Is this the beginning of worldwide financial chaos that will ultimately lead to one world currency? No matter how one looks at it, it is big news.
Russia cut gas exports to Europe by 60 per cent today, plunging the continent into an energy crisis ‘within hours’ as a dispute with Ukraine escalated.
This morning, gas companies in Ukraine said that Russia had completely cut off their supply.
Six countries reported a complete shut-off of Russian gas shipped via Ukraine today, in a sharp escalation of a struggle over energy that threatens Europe as winter sets in.
Bulgaria, Greece, Macedonia, Romania, Croatia and Turkey all reported a halt in gas shipments from Russia through Ukraine.
Croatia said it was temporarily reducing supplies to industrial customers while Bulgaria said it had enough gas for only ‘for a few days’ and was in a ‘crisis situation’.
Around 80 per cent of the gas European Union countries receive from Russia comes through Ukraine.
Back in November, before most grasped just how serious the collapse in crude was (and would become, as well as its massive implications), we wrote “How The Petrodollar Quietly Died, And Nobody Noticed“, because for the first time in almost two decades, energy-exporting countries would pull their “petrodollars” out of world markets in 2015.
This empirical death of Petrodollar followed years of windfalls for oil exporters such as Russia, Angola, Saudi Arabia and Nigeria. Much of that money found its way into financial markets, helping to boost asset prices and keep the cost of borrowing down, through so-called petrodollar recycling.
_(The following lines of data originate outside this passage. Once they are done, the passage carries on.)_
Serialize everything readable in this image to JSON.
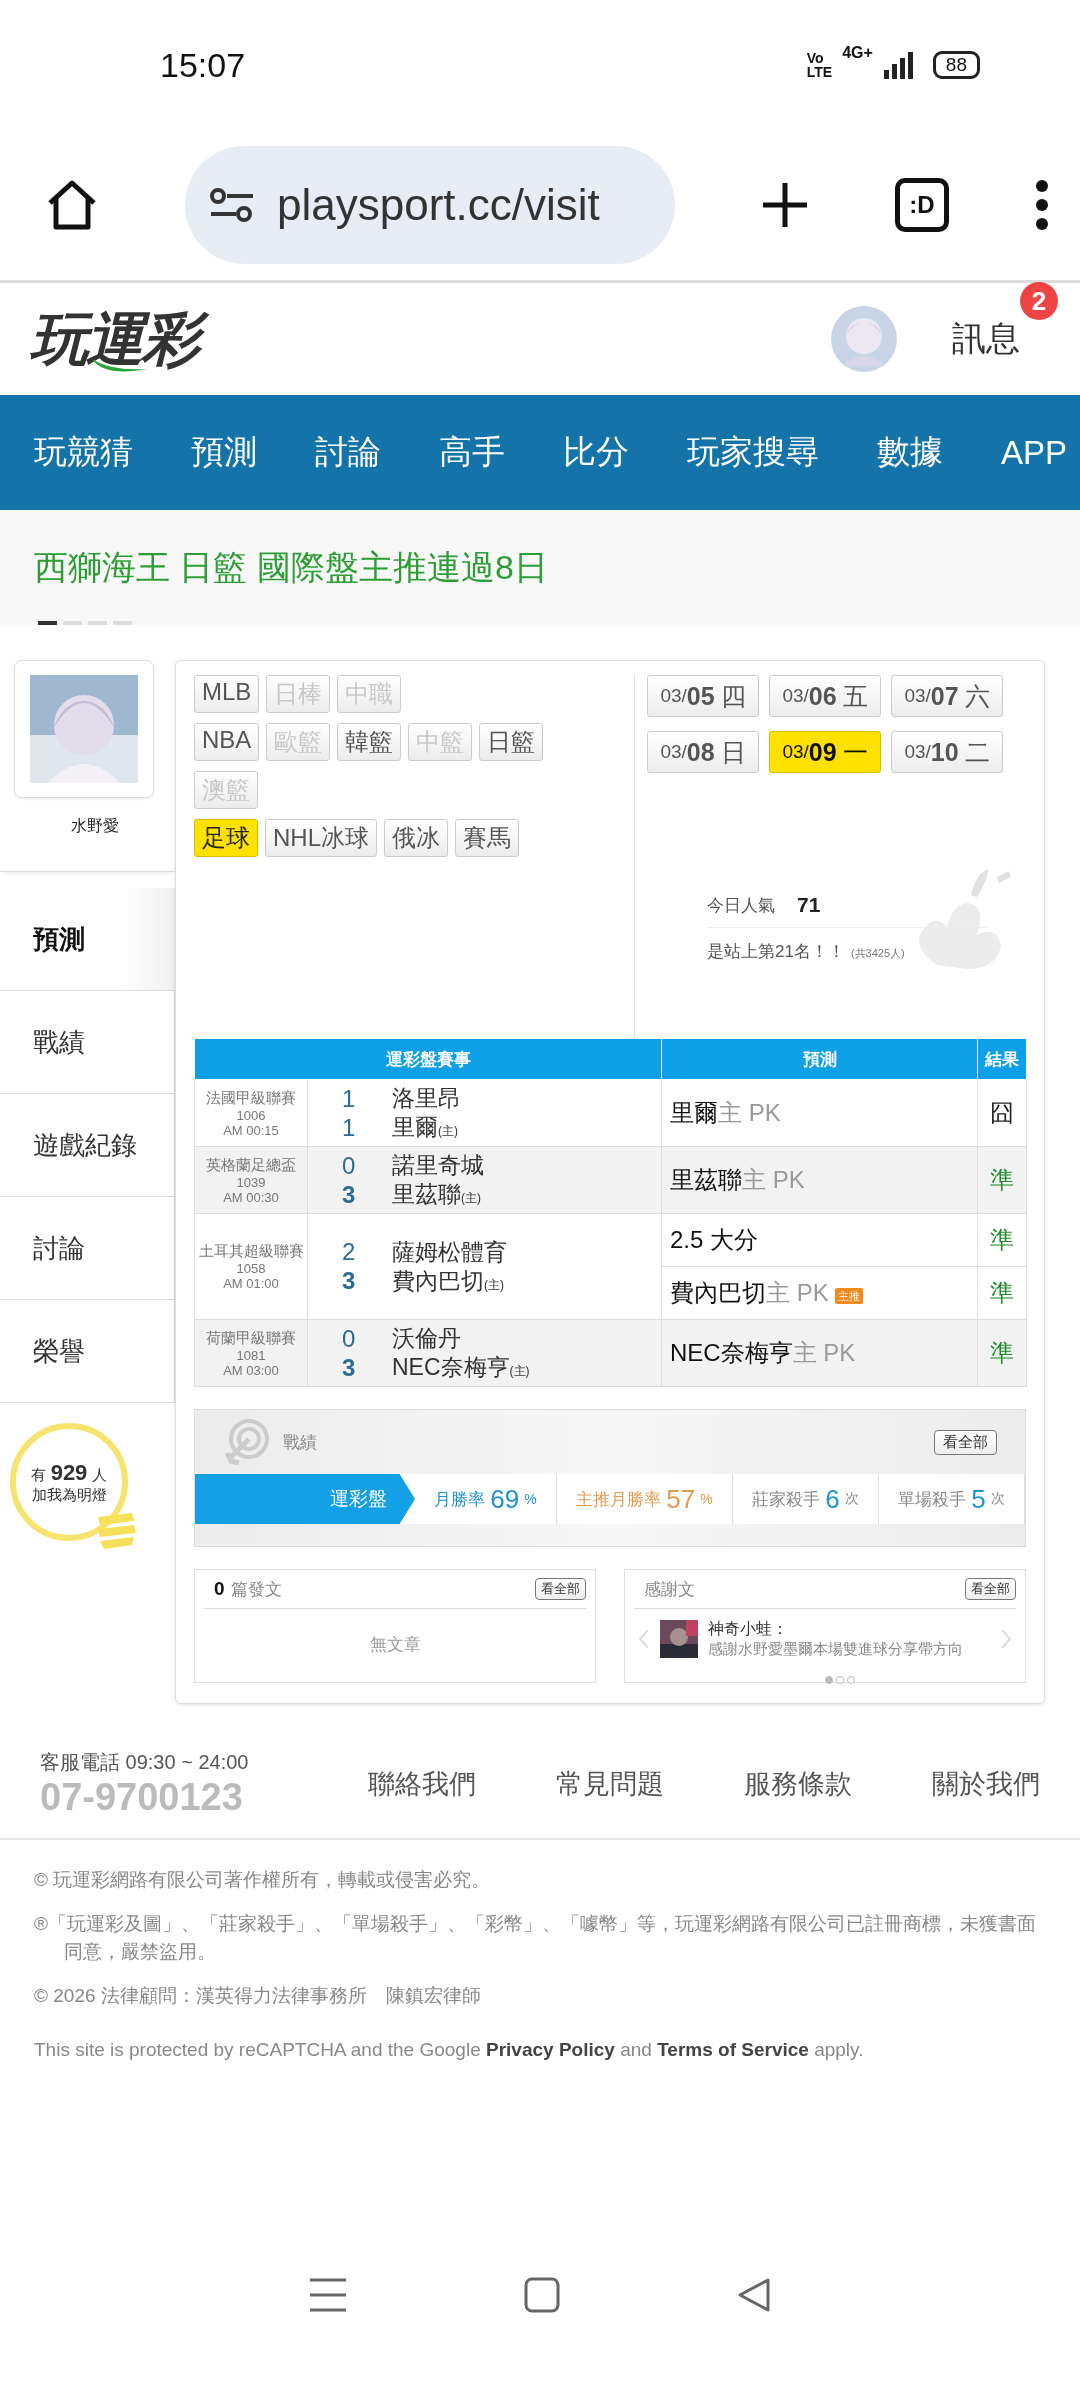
{
  "status_bar": {
    "time": "15:07",
    "volte": [
      "Vo",
      "LTE"
    ],
    "network": "4G+",
    "battery": "88"
  },
  "browser": {
    "url": "playsport.cc/visit",
    "tab_label": ":D"
  },
  "header": {
    "logo": "玩運彩",
    "messages": {
      "label": "訊息",
      "badge": "2"
    }
  },
  "nav": [
    "玩競猜",
    "預測",
    "討論",
    "高手",
    "比分",
    "玩家搜尋",
    "數據",
    "APP"
  ],
  "ticker": {
    "text": "西獅海王 日籃 國際盤主推連過8日",
    "dots": [
      {
        "selected": true
      },
      {
        "selected": false
      },
      {
        "selected": false
      },
      {
        "selected": false
      }
    ]
  },
  "profile": {
    "name": "水野愛"
  },
  "side_menu": [
    {
      "label": "預測",
      "selected": true
    },
    {
      "label": "戰績",
      "selected": false
    },
    {
      "label": "遊戲紀錄",
      "selected": false
    },
    {
      "label": "討論",
      "selected": false
    },
    {
      "label": "榮譽",
      "selected": false
    }
  ],
  "fans": {
    "prefix": "有",
    "count": "929",
    "suffix": "人",
    "caption": "加我為明燈"
  },
  "league_tag_rows": [
    [
      {
        "label": "MLB",
        "selected": false,
        "disabled": false
      },
      {
        "label": "日棒",
        "selected": false,
        "disabled": true
      },
      {
        "label": "中職",
        "selected": false,
        "disabled": true
      }
    ],
    [
      {
        "label": "NBA",
        "selected": false,
        "disabled": false
      },
      {
        "label": "歐籃",
        "selected": false,
        "disabled": true
      },
      {
        "label": "韓籃",
        "selected": false,
        "disabled": false
      },
      {
        "label": "中籃",
        "selected": false,
        "disabled": true
      },
      {
        "label": "日籃",
        "selected": false,
        "disabled": false
      }
    ],
    [
      {
        "label": "澳籃",
        "selected": false,
        "disabled": true
      }
    ],
    [
      {
        "label": "足球",
        "selected": true,
        "disabled": false
      },
      {
        "label": "NHL冰球",
        "selected": false,
        "disabled": false
      },
      {
        "label": "俄冰",
        "selected": false,
        "disabled": false
      },
      {
        "label": "賽馬",
        "selected": false,
        "disabled": false
      }
    ]
  ],
  "dates": [
    {
      "month": "03/",
      "day": "05",
      "weekday": "四",
      "selected": false
    },
    {
      "month": "03/",
      "day": "06",
      "weekday": "五",
      "selected": false
    },
    {
      "month": "03/",
      "day": "07",
      "weekday": "六",
      "selected": false
    },
    {
      "month": "03/",
      "day": "08",
      "weekday": "日",
      "selected": false
    },
    {
      "month": "03/",
      "day": "09",
      "weekday": "一",
      "selected": true
    },
    {
      "month": "03/",
      "day": "10",
      "weekday": "二",
      "selected": false
    }
  ],
  "popularity": {
    "label": "今日人氣",
    "value": "71",
    "rank": "是站上第21名！！",
    "total": "(共3425人)"
  },
  "table": {
    "columns": [
      "運彩盤賽事",
      "預測",
      "結果"
    ],
    "matches": [
      {
        "league": "法國甲級聯賽",
        "code": "1006",
        "time": "AM 00:15",
        "teams": [
          {
            "score": "1",
            "name": "洛里昂",
            "winner": false
          },
          {
            "score": "1",
            "name": "里爾",
            "home_mark": "(主)",
            "winner": false
          }
        ],
        "predictions": [
          {
            "pick": "里爾",
            "side": "主",
            "line": "PK",
            "result": "囧",
            "kind": "miss"
          }
        ]
      },
      {
        "league": "英格蘭足總盃",
        "code": "1039",
        "time": "AM 00:30",
        "teams": [
          {
            "score": "0",
            "name": "諾里奇城",
            "winner": false
          },
          {
            "score": "3",
            "name": "里茲聯",
            "home_mark": "(主)",
            "winner": true
          }
        ],
        "predictions": [
          {
            "pick": "里茲聯",
            "side": "主",
            "line": "PK",
            "result": "準",
            "kind": "hit"
          }
        ]
      },
      {
        "league": "土耳其超級聯賽",
        "code": "1058",
        "time": "AM 01:00",
        "teams": [
          {
            "score": "2",
            "name": "薩姆松體育",
            "winner": false
          },
          {
            "score": "3",
            "name": "費內巴切",
            "home_mark": "(主)",
            "winner": true
          }
        ],
        "predictions": [
          {
            "pick": "2.5 大分",
            "result": "準",
            "kind": "hit"
          },
          {
            "pick": "費內巴切",
            "side": "主",
            "line": "PK",
            "badge": "主推",
            "result": "準",
            "kind": "hit"
          }
        ]
      },
      {
        "league": "荷蘭甲級聯賽",
        "code": "1081",
        "time": "AM 03:00",
        "teams": [
          {
            "score": "0",
            "name": "沃倫丹",
            "winner": false
          },
          {
            "score": "3",
            "name": "NEC奈梅亨",
            "home_mark": "(主)",
            "winner": true
          }
        ],
        "predictions": [
          {
            "pick": "NEC奈梅亨",
            "side": "主",
            "line": "PK",
            "result": "準",
            "kind": "hit"
          }
        ]
      }
    ]
  },
  "stats": {
    "title": "戰績",
    "view_all": "看全部",
    "tab": "運彩盤",
    "items": [
      {
        "label": "月勝率",
        "value": "69",
        "unit": "%",
        "kind": "rate"
      },
      {
        "label": "主推月勝率",
        "value": "57",
        "unit": "%",
        "kind": "featured"
      },
      {
        "label": "莊家殺手",
        "value": "6",
        "unit": "次",
        "kind": "count"
      },
      {
        "label": "單場殺手",
        "value": "5",
        "unit": "次",
        "kind": "count"
      }
    ]
  },
  "posts": {
    "count": "0",
    "label": "篇發文",
    "view_all": "看全部",
    "empty": "無文章"
  },
  "thanks": {
    "title": "感謝文",
    "view_all": "看全部",
    "author": "神奇小蛙：",
    "text": "感謝水野愛墨爾本場雙進球分享帶方向",
    "dots": [
      {
        "selected": true
      },
      {
        "selected": false
      },
      {
        "selected": false
      }
    ]
  },
  "footer": {
    "hotline": "客服電話 09:30 ~ 24:00",
    "phone": "07-9700123",
    "links": [
      "聯絡我們",
      "常見問題",
      "服務條款",
      "關於我們"
    ]
  },
  "legal": {
    "copyright": "© 玩運彩網路有限公司著作權所有，轉載或侵害必究。",
    "trademark": "®「玩運彩及圖」、「莊家殺手」、「單場殺手」、「彩幣」、「噱幣」等，玩運彩網路有限公司已註冊商標，未獲書面同意，嚴禁盜用。",
    "counsel": "© 2026 法律顧問：漢英得力法律事務所　陳鎮宏律師",
    "recaptcha": "This site is protected by reCAPTCHA and the Google **Privacy Policy** and **Terms of Service** apply."
  }
}
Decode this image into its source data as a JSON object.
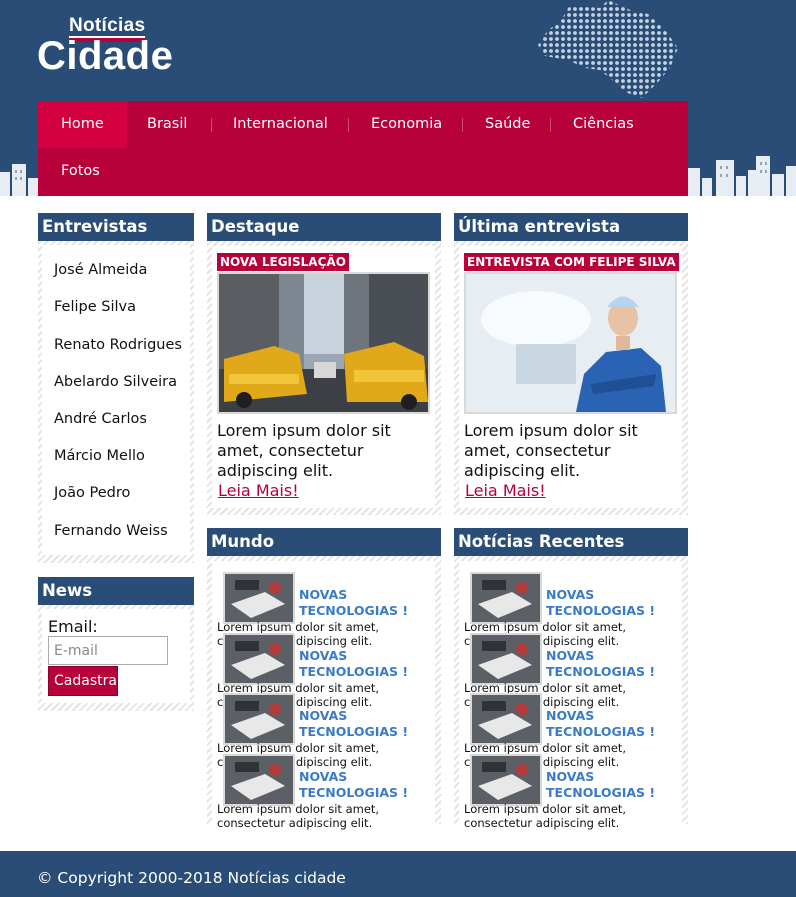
{
  "logo": {
    "small": "Notícias",
    "big": "Cidade"
  },
  "nav": {
    "items": [
      "Home",
      "Brasil",
      "Internacional",
      "Economia",
      "Saúde",
      "Ciências",
      "Fotos"
    ]
  },
  "entrevistas": {
    "title": "Entrevistas",
    "names": [
      "José Almeida",
      "Felipe Silva",
      "Renato Rodrigues",
      "Abelardo Silveira",
      "André Carlos",
      "Márcio Mello",
      "João Pedro",
      "Fernando Weiss"
    ]
  },
  "news_box": {
    "title": "News",
    "email_label": "Email:",
    "email_placeholder": "E-mail",
    "submit": "Cadastrar"
  },
  "destaque": {
    "title": "Destaque",
    "tag": "NOVA LEGISLAÇÃO",
    "text": "Lorem ipsum dolor sit amet, consectetur adipiscing elit.",
    "more": "Leia Mais!"
  },
  "ultima": {
    "title": "Última entrevista",
    "tag": "ENTREVISTA COM FELIPE SILVA",
    "text": "Lorem ipsum dolor sit amet, consectetur adipiscing elit.",
    "more": "Leia Mais!"
  },
  "mundo": {
    "title": "Mundo",
    "items": [
      {
        "title": "NOVAS TECNOLOGIAS !",
        "text": "Lorem ipsum dolor sit amet, consectetur adipiscing elit."
      },
      {
        "title": "NOVAS TECNOLOGIAS !",
        "text": "Lorem ipsum dolor sit amet, consectetur adipiscing elit."
      },
      {
        "title": "NOVAS TECNOLOGIAS !",
        "text": "Lorem ipsum dolor sit amet, consectetur adipiscing elit."
      },
      {
        "title": "NOVAS TECNOLOGIAS !",
        "text": "Lorem ipsum dolor sit amet, consectetur adipiscing elit."
      }
    ]
  },
  "recentes": {
    "title": "Notícias Recentes",
    "items": [
      {
        "title": "NOVAS TECNOLOGIAS !",
        "text": "Lorem ipsum dolor sit amet, consectetur adipiscing elit."
      },
      {
        "title": "NOVAS TECNOLOGIAS !",
        "text": "Lorem ipsum dolor sit amet, consectetur adipiscing elit."
      },
      {
        "title": "NOVAS TECNOLOGIAS !",
        "text": "Lorem ipsum dolor sit amet, consectetur adipiscing elit."
      },
      {
        "title": "NOVAS TECNOLOGIAS !",
        "text": "Lorem ipsum dolor sit amet, consectetur adipiscing elit."
      }
    ]
  },
  "footer": {
    "text": "© Copyright 2000-2018 Notícias cidade"
  },
  "colors": {
    "navy": "#2a4d77",
    "crimson": "#b8003a",
    "link_blue": "#3a7bc8"
  }
}
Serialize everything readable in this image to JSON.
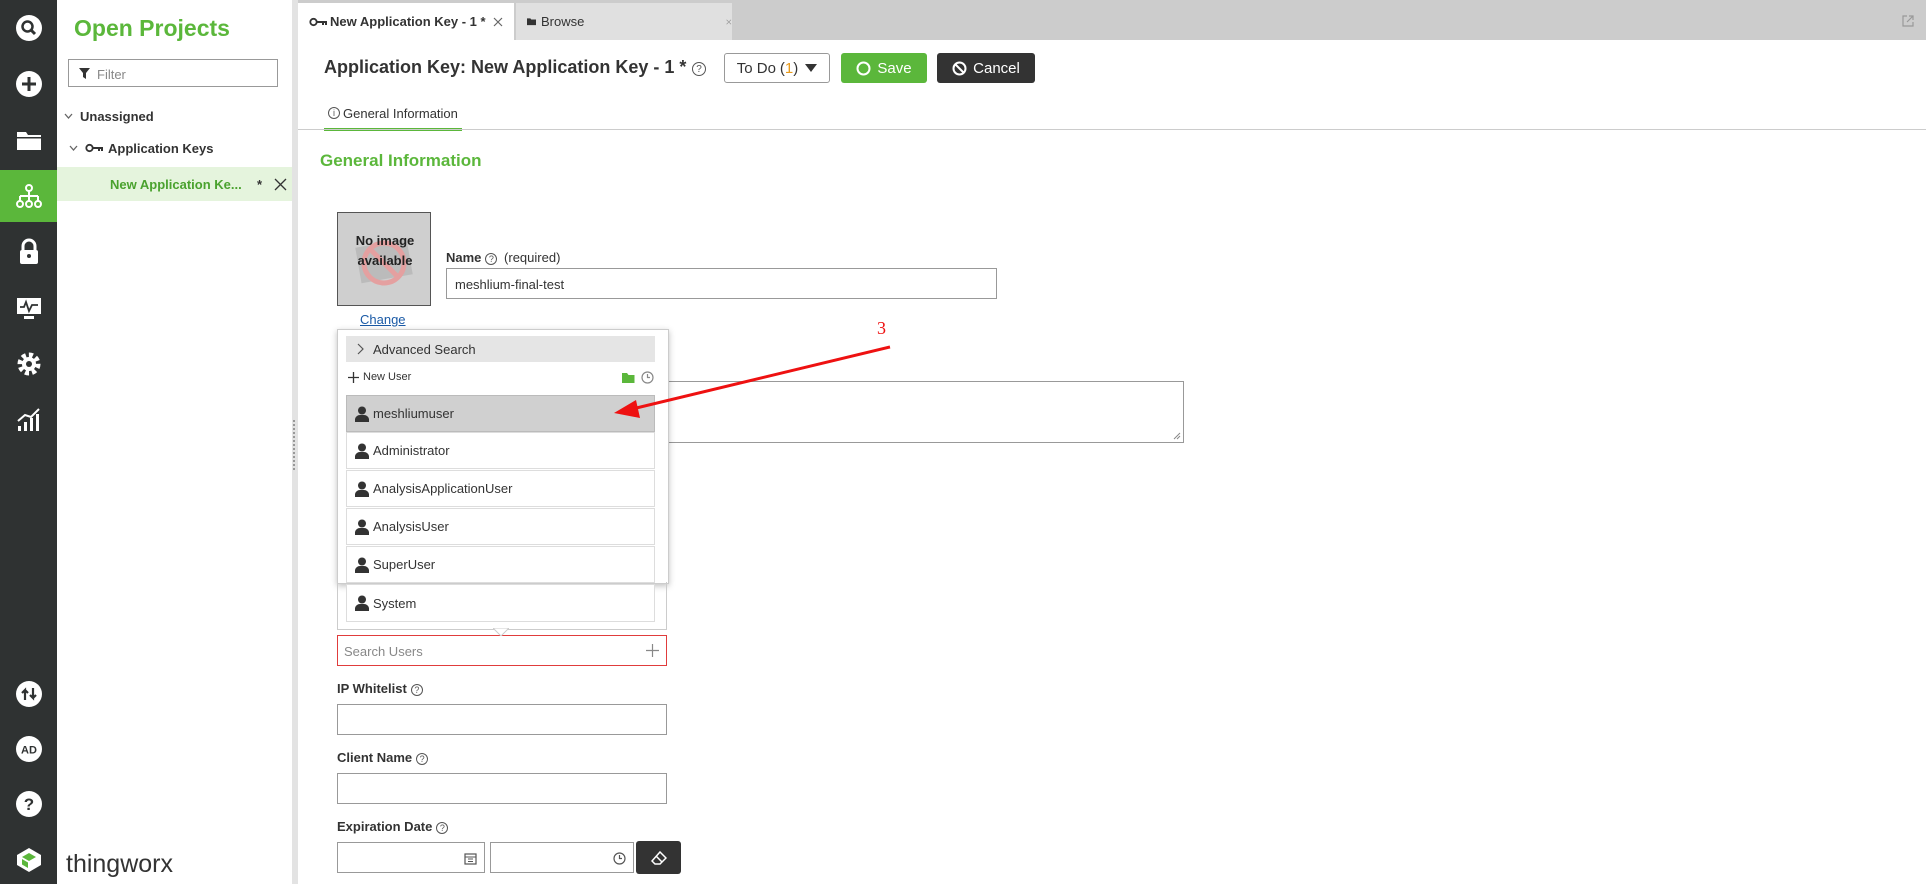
{
  "colors": {
    "accent": "#5bb73b",
    "rail": "#2f3232",
    "danger": "#e8323c",
    "annotation": "#ff0000"
  },
  "rail": {
    "icons": [
      "search-icon",
      "add-icon",
      "folder-icon",
      "hierarchy-icon",
      "lock-icon",
      "monitor-icon",
      "gear-icon",
      "analytics-icon",
      "import-export-icon",
      "ad-icon",
      "help-icon"
    ],
    "brand": "thingworx"
  },
  "projects": {
    "title": "Open Projects",
    "filter_placeholder": "Filter",
    "tree": [
      {
        "label": "Unassigned"
      },
      {
        "label": "Application Keys"
      },
      {
        "label": "New Application Ke...",
        "modified": "*"
      }
    ]
  },
  "tabs": [
    {
      "label": "New Application Key - 1 *",
      "active": true
    },
    {
      "label": "Browse",
      "active": false
    }
  ],
  "header": {
    "title": "Application Key: New Application Key - 1 *",
    "todo_label": "To Do",
    "todo_count": "1",
    "save_label": "Save",
    "cancel_label": "Cancel",
    "subtab": "General Information"
  },
  "form": {
    "section_title": "General Information",
    "no_image_text": "No image available",
    "change_link": "Change",
    "name_label": "Name",
    "name_required": "(required)",
    "name_value": "meshlium-final-test",
    "search_users_placeholder": "Search Users",
    "ip_whitelist_label": "IP Whitelist",
    "client_name_label": "Client Name",
    "expiration_label": "Expiration Date"
  },
  "dropdown": {
    "advanced_search": "Advanced Search",
    "new_user": "New User",
    "users": [
      "meshliumuser",
      "Administrator",
      "AnalysisApplicationUser",
      "AnalysisUser",
      "SuperUser",
      "System"
    ],
    "selected": "meshliumuser"
  },
  "annotation": {
    "label": "3"
  }
}
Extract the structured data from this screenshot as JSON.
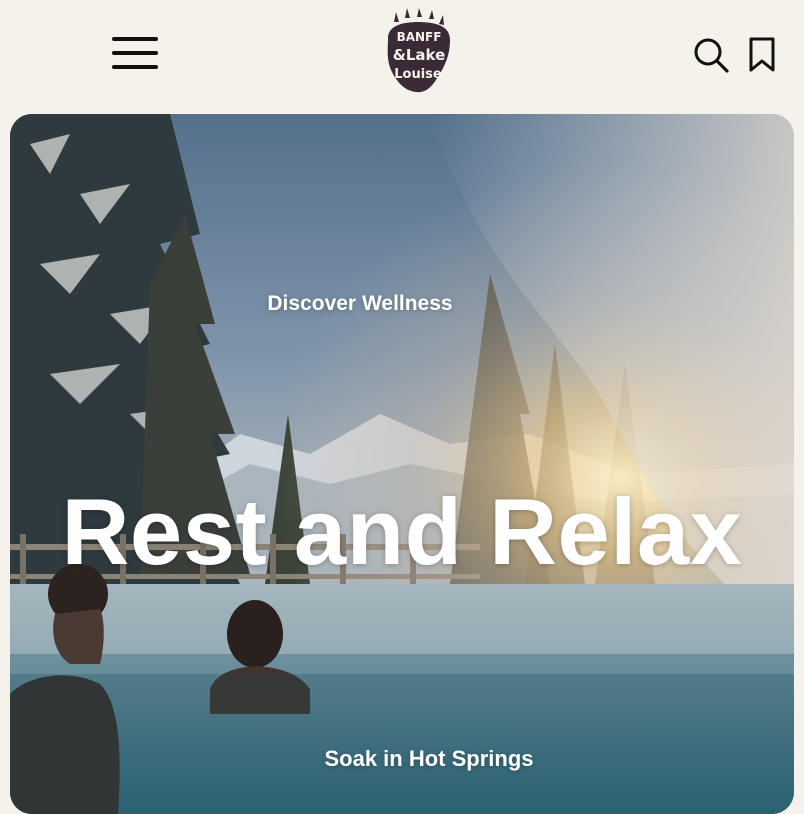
{
  "header": {
    "menu_icon": "hamburger-menu-icon",
    "logo": {
      "text_line1": "BANFF",
      "text_line2": "&Lake",
      "text_line3": "Louise",
      "icon": "bear-paw-logo",
      "color": "#3a2a35"
    },
    "search_icon": "search-icon",
    "bookmark_icon": "bookmark-icon"
  },
  "hero": {
    "eyebrow": "Discover Wellness",
    "headline": "Rest and Relax",
    "subheading": "Soak in Hot Springs"
  },
  "colors": {
    "background": "#f5f2ec",
    "icon": "#111111",
    "hero_text": "#ffffff"
  }
}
As Bloomberg reports Russia “may unseal its $88 billion Reserve Fund and convert some of its foreign-currency holdings into rubles, the latest government effort to prop up an economy veering into its worst slump since 2009.”
These are dollars which Russia would have otherwise recycled into US denominated assets. Instead, Russia will purchase even more Rubles and use the proceeds for FX and economic stabilization purposes.
Bowing to the inevitable, Switzerland has ditched an increasingly expensive policy to limit the export-sapping rise of the Swiss franc — a decision that propelled the currency a whopping 30 percent higher against the euro within minutes.
Thursday’s decision by the Swiss National Bank, or SNB, to end its efforts to keep the euro from trading below 1.20 francs came amid mounting speculation that the European Central Bank will next week back a big stimulus program that will put more euros in circulation, which would further dilute their value.
That expectation has seen the euro face intense selling pressure in currency markets, particularly against the dollar. The euro has fallen to nine-year lows against the dollar and below its launch rate in 1999.
Take a look at the US debt clock for some perspective.